**About this exercise**
For the word "売り小さめ", find each line in the entries where it occurs and copy that line.
###
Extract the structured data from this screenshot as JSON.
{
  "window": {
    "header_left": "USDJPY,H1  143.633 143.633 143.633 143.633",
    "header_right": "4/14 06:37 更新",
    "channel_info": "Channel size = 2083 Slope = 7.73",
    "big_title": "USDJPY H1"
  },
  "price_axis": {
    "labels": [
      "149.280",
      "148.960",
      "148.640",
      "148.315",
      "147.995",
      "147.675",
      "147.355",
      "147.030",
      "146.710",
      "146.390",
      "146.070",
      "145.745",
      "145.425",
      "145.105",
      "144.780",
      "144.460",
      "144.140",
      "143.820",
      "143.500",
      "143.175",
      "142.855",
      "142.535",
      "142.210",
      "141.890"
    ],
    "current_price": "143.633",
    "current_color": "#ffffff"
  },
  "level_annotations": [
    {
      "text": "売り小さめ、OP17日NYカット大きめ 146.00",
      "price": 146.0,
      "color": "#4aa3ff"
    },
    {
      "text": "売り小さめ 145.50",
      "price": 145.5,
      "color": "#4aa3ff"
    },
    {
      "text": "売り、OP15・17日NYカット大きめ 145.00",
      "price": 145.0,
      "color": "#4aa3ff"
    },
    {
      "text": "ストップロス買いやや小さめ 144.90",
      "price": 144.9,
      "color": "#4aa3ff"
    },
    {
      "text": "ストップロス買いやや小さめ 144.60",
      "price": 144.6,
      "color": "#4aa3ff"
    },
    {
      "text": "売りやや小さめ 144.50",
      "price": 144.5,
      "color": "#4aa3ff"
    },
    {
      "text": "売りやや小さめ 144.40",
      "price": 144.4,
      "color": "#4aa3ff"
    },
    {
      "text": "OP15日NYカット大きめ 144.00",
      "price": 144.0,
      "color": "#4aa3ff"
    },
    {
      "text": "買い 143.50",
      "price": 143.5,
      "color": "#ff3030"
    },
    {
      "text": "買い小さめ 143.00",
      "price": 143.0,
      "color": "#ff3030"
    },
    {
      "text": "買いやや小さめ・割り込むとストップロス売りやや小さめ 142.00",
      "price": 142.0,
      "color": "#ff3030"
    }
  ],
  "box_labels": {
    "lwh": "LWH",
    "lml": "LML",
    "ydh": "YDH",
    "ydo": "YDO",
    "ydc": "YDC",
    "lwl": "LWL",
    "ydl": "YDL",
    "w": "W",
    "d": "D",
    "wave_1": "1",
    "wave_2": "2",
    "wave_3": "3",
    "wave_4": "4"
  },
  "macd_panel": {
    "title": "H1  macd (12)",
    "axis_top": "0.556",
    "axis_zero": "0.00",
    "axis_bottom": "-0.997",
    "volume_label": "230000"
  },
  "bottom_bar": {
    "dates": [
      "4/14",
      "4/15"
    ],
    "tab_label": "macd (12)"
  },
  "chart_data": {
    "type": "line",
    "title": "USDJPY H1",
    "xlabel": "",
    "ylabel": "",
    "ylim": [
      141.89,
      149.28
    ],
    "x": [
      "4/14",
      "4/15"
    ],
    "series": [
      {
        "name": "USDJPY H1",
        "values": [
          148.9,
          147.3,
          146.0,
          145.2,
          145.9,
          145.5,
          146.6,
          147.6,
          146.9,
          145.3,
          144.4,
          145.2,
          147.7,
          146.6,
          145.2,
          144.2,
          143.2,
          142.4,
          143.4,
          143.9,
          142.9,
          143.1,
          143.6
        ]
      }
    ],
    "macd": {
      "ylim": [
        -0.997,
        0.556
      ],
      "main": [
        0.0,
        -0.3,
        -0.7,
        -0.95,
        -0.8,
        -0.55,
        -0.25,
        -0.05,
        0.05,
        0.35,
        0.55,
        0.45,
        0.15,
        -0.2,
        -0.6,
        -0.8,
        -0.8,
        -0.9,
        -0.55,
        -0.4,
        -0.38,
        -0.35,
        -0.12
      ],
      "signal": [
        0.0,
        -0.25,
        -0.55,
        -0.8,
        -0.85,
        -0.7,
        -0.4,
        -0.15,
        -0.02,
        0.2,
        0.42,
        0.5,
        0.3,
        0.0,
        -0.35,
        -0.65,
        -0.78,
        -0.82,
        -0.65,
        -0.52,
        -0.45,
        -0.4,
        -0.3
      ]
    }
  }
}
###
**Solution**
      "text": "売り小さめ、OP17日NYカット大きめ 146.00",
      "text": "売り小さめ 145.50",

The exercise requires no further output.